“I think that was the hardest on my dad,” Katie said. “He loved my mom. She was the love of his life.”

The two were married for 36 years.

Katie says her father found solace in God, and returned to his spirituality in the months after her passing. He was attending therapy and would call his brother, who is a counselor and pastor, often.

After Marty’s heart attack, he was transferred to St. Francis Medical Center, where he had triple bypass surgery. His kidneys were not functioning properly, so the doctors decided to transfer him to the Hospital of University of Pennsylvania in Philadelphia. Right before the transfer, Marty spoke to his daughters for the last time.
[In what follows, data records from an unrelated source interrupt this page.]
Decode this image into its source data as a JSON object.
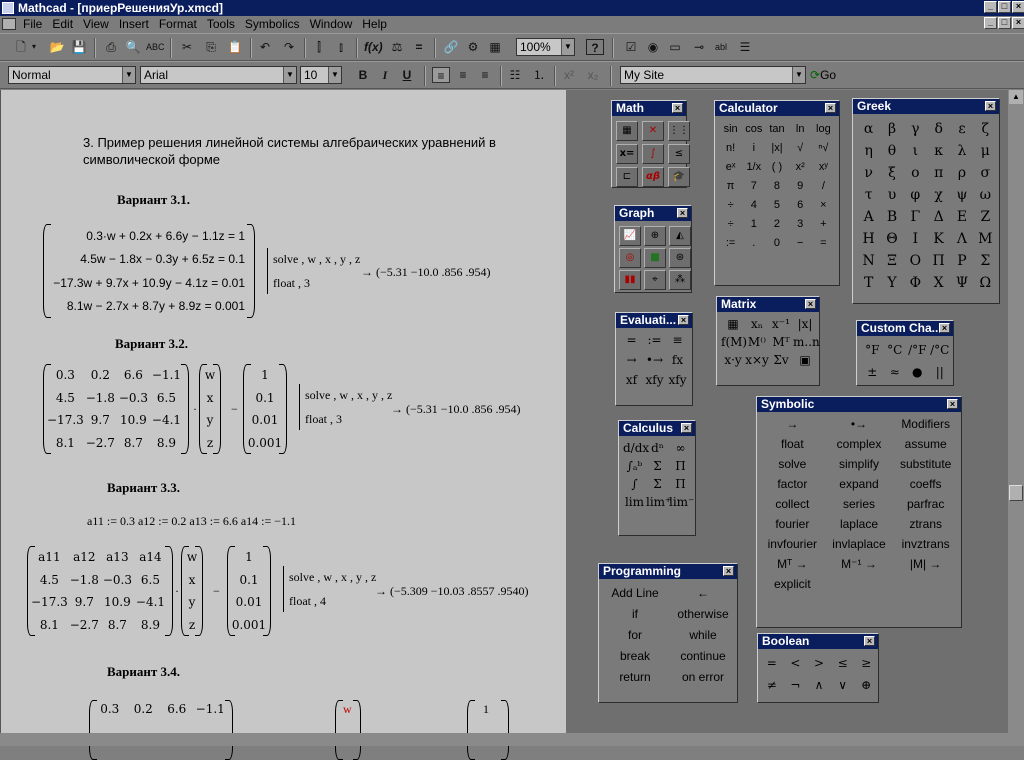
{
  "window": {
    "title": "Mathcad - [приерРешенияУр.xmcd]"
  },
  "menu": [
    "File",
    "Edit",
    "View",
    "Insert",
    "Format",
    "Tools",
    "Symbolics",
    "Window",
    "Help"
  ],
  "toolbar": {
    "zoom": "100%",
    "style": "Normal",
    "font": "Arial",
    "size": "10",
    "address": "My Site",
    "go": "Go"
  },
  "doc": {
    "heading": "3. Пример решения линейной системы алгебраических уравнений в символической форме",
    "v1": {
      "title": "Вариант 3.1.",
      "eqs": [
        "0.3·w + 0.2x + 6.6y − 1.1z = 1",
        "4.5w − 1.8x − 0.3y + 6.5z = 0.1",
        "−17.3w + 9.7x + 10.9y − 4.1z = 0.01",
        "8.1w − 2.7x + 8.7y + 8.9z = 0.001"
      ],
      "cmd1": "solve , w , x , y , z",
      "cmd2": "float , 3",
      "result": "→ (−5.31   −10.0   .856   .954)"
    },
    "v2": {
      "title": "Вариант 3.2.",
      "A": [
        [
          "0.3",
          "0.2",
          "6.6",
          "−1.1"
        ],
        [
          "4.5",
          "−1.8",
          "−0.3",
          "6.5"
        ],
        [
          "−17.3",
          "9.7",
          "10.9",
          "−4.1"
        ],
        [
          "8.1",
          "−2.7",
          "8.7",
          "8.9"
        ]
      ],
      "vars": [
        "w",
        "x",
        "y",
        "z"
      ],
      "b": [
        "1",
        "0.1",
        "0.01",
        "0.001"
      ],
      "cmd1": "solve , w , x , y , z",
      "cmd2": "float , 3",
      "result": "→ (−5.31   −10.0   .856   .954)"
    },
    "v3": {
      "title": "Вариант 3.3.",
      "defs": "a11 := 0.3    a12 := 0.2    a13 := 6.6    a14 := −1.1",
      "A": [
        [
          "a11",
          "a12",
          "a13",
          "a14"
        ],
        [
          "4.5",
          "−1.8",
          "−0.3",
          "6.5"
        ],
        [
          "−17.3",
          "9.7",
          "10.9",
          "−4.1"
        ],
        [
          "8.1",
          "−2.7",
          "8.7",
          "8.9"
        ]
      ],
      "vars": [
        "w",
        "x",
        "y",
        "z"
      ],
      "b": [
        "1",
        "0.1",
        "0.01",
        "0.001"
      ],
      "cmd1": "solve , w , x , y , z",
      "cmd2": "float , 4",
      "result": "→ (−5.309   −10.03   .8557   .9540)"
    },
    "v4": {
      "title": "Вариант 3.4.",
      "row": [
        "0.3",
        "0.2",
        "6.6",
        "−1.1"
      ],
      "var": "w",
      "b": "1"
    }
  },
  "palettes": {
    "math": {
      "title": "Math",
      "items": [
        "calculator-icon",
        "graph-icon",
        "matrix-icon",
        "evaluation-icon",
        "calculus-icon",
        "boolean-icon",
        "programming-icon",
        "greek-icon",
        "symbolic-icon"
      ]
    },
    "calculator": {
      "title": "Calculator",
      "rows": [
        [
          "sin",
          "cos",
          "tan",
          "ln",
          "log"
        ],
        [
          "n!",
          "i",
          "|x|",
          "√",
          "ⁿ√"
        ],
        [
          "eˣ",
          "1/x",
          "( )",
          "x²",
          "xʸ"
        ],
        [
          "π",
          "7",
          "8",
          "9",
          "/"
        ],
        [
          "÷",
          "4",
          "5",
          "6",
          "×"
        ],
        [
          "÷",
          "1",
          "2",
          "3",
          "+"
        ],
        [
          ":=",
          ".",
          "0",
          "−",
          "="
        ]
      ]
    },
    "greek": {
      "title": "Greek",
      "rows": [
        [
          "α",
          "β",
          "γ",
          "δ",
          "ε",
          "ζ"
        ],
        [
          "η",
          "θ",
          "ι",
          "κ",
          "λ",
          "μ"
        ],
        [
          "ν",
          "ξ",
          "ο",
          "π",
          "ρ",
          "σ"
        ],
        [
          "τ",
          "υ",
          "φ",
          "χ",
          "ψ",
          "ω"
        ],
        [
          "Α",
          "Β",
          "Γ",
          "Δ",
          "Ε",
          "Ζ"
        ],
        [
          "Η",
          "Θ",
          "Ι",
          "Κ",
          "Λ",
          "Μ"
        ],
        [
          "Ν",
          "Ξ",
          "Ο",
          "Π",
          "Ρ",
          "Σ"
        ],
        [
          "Τ",
          "Υ",
          "Φ",
          "Χ",
          "Ψ",
          "Ω"
        ]
      ]
    },
    "graph": {
      "title": "Graph"
    },
    "matrix": {
      "title": "Matrix"
    },
    "custom": {
      "title": "Custom Cha...",
      "rows": [
        [
          "°F",
          "°C",
          "/°F",
          "/°C"
        ],
        [
          "±",
          "≈",
          "●",
          "||"
        ]
      ]
    },
    "evaluation": {
      "title": "Evaluati...",
      "rows": [
        [
          "=",
          ":=",
          "≡"
        ],
        [
          "→",
          "•→",
          "fx"
        ],
        [
          "xf",
          "xfy",
          "xfy"
        ]
      ]
    },
    "symbolic": {
      "title": "Symbolic",
      "rows": [
        [
          "→",
          "•→",
          "Modifiers"
        ],
        [
          "float",
          "complex",
          "assume"
        ],
        [
          "solve",
          "simplify",
          "substitute"
        ],
        [
          "factor",
          "expand",
          "coeffs"
        ],
        [
          "collect",
          "series",
          "parfrac"
        ],
        [
          "fourier",
          "laplace",
          "ztrans"
        ],
        [
          "invfourier",
          "invlaplace",
          "invztrans"
        ],
        [
          "Mᵀ →",
          "M⁻¹ →",
          "|M| →"
        ],
        [
          "explicit",
          "",
          ""
        ]
      ]
    },
    "calculus": {
      "title": "Calculus"
    },
    "programming": {
      "title": "Programming",
      "rows": [
        [
          "Add Line",
          "←"
        ],
        [
          "if",
          "otherwise"
        ],
        [
          "for",
          "while"
        ],
        [
          "break",
          "continue"
        ],
        [
          "return",
          "on error"
        ]
      ]
    },
    "boolean": {
      "title": "Boolean",
      "rows": [
        [
          "=",
          "<",
          ">",
          "≤",
          "≥"
        ],
        [
          "≠",
          "¬",
          "∧",
          "∨",
          "⊕"
        ]
      ]
    }
  }
}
“He asked us to pray for him and to ask God to give him the strength to accept whatever he has in store for him,” Katie said.
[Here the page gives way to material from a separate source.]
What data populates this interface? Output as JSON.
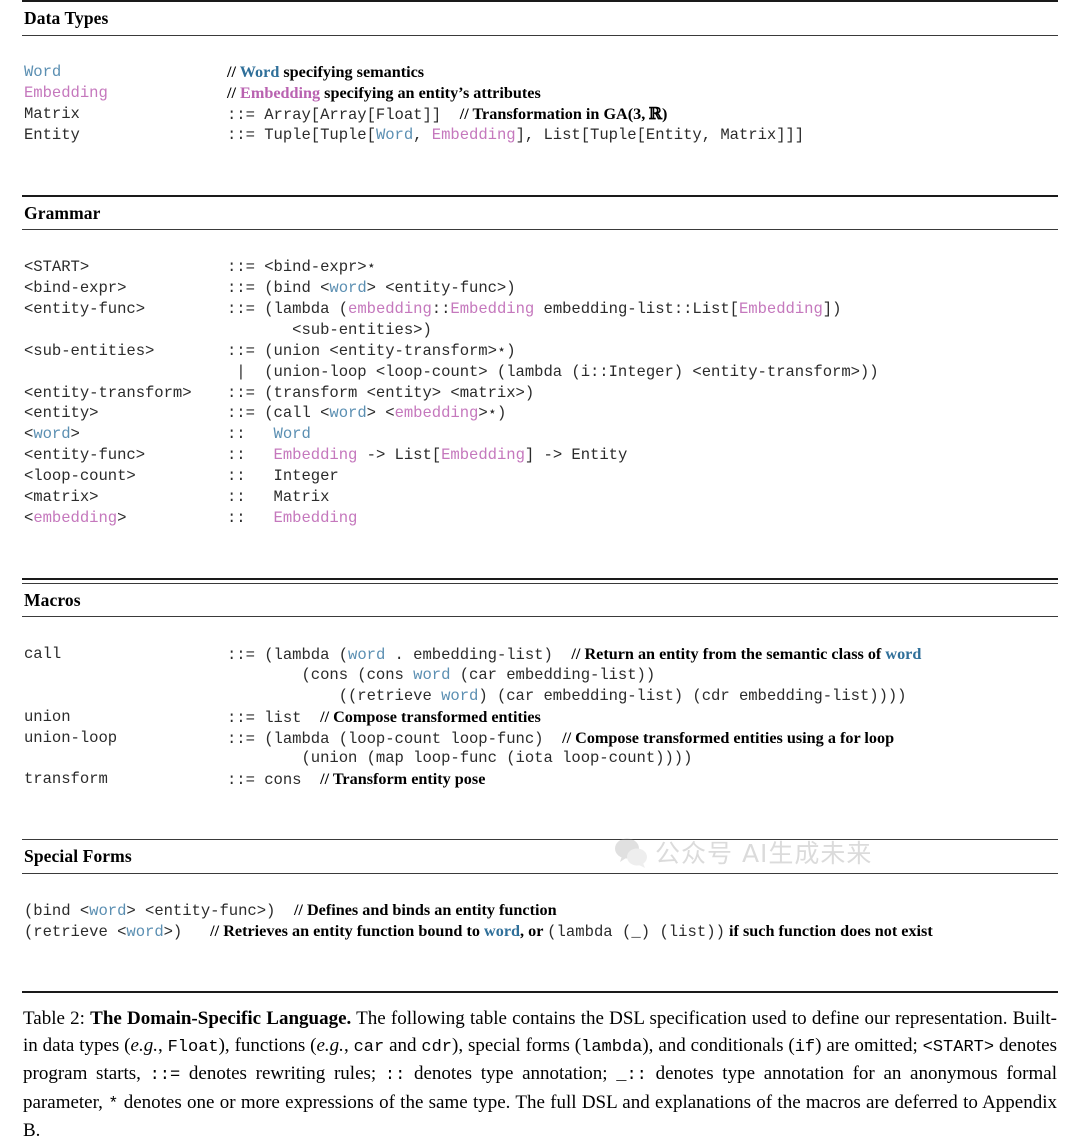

At UPenn, he was diagnosed with cardiogenic shock, a rare condition where the blood cannot pump enough blood to the body. His condition began to deteriorate, and doctors suggested they call family members.

On Dec. 31, Victoria, Katie, and their aunts and uncles gathered in the ICU by Marty’s side. They played all of his favorite songs on his iPod, and sang him songs from his favorite artists including Creedence Clearwater Revival, The Grateful Dead and The Doors.

After some time, their aunt and uncle went to take a break, and it was just Katie, Victoria and one uncle in the room. The iPod shut off, and Katie says it was very quiet. Marty’s breathing slowed, and she noticed on his vitals there was no pulse. The nurse told them he was gone.

Katie and Victoria kissed their father on the forehead, told him they loved him and said goodbye.

“It went from his spirit being in his body, and now it’s in my heart,” Katie said.

Katie and Victoria lost both parents at young age. Although they said some of their friends have lost one parent, they don’t know anyone who has lost both.

“Of course you think of all the things they are going to miss.” Katie said. “Then there’s things I might turn to them for advice for. Just the other day, I was doing something, and I thought to myself, ‘I’ll just call Dad and ask him.’ “It hits you in the gut. You feel like an orphan. You’re thrown back into feeling like a little girl again.”

But the Bauers are faced with some very grown-up situations. Katie, who has a home of her own in Hamilton, can’t afford to pay off all of her parents’ bills, and Victoria is currently between jobs.

They have hired a lawyer, and although both parents had life insurance, the payout will go to their parents’ debts. Because their father didn’t have a will, they are unable to access accounts and have immediate bills that need to be paid.

While their father was in the hospital, Katie confided in her friend Kimberly Hodul, who she works with at Cenlar, a mortgage loan company in Ewing. Hodul set up a GoFundMe Page for the Bauer family to help with the medical costs that will now go to paying bills.

Victoria and Katie say they are overwhelmed with the outpouring of support they have received.

“It’s amazing where you get the support you get.” Victoria said. “People you don’t even know that contribute or support. It’s amazing.”

“The love and support we’ve received has just been incredible and I don’t know how we could ever repay that,” Katie said.

To contribute to the GoFundMe for the Bauers, visit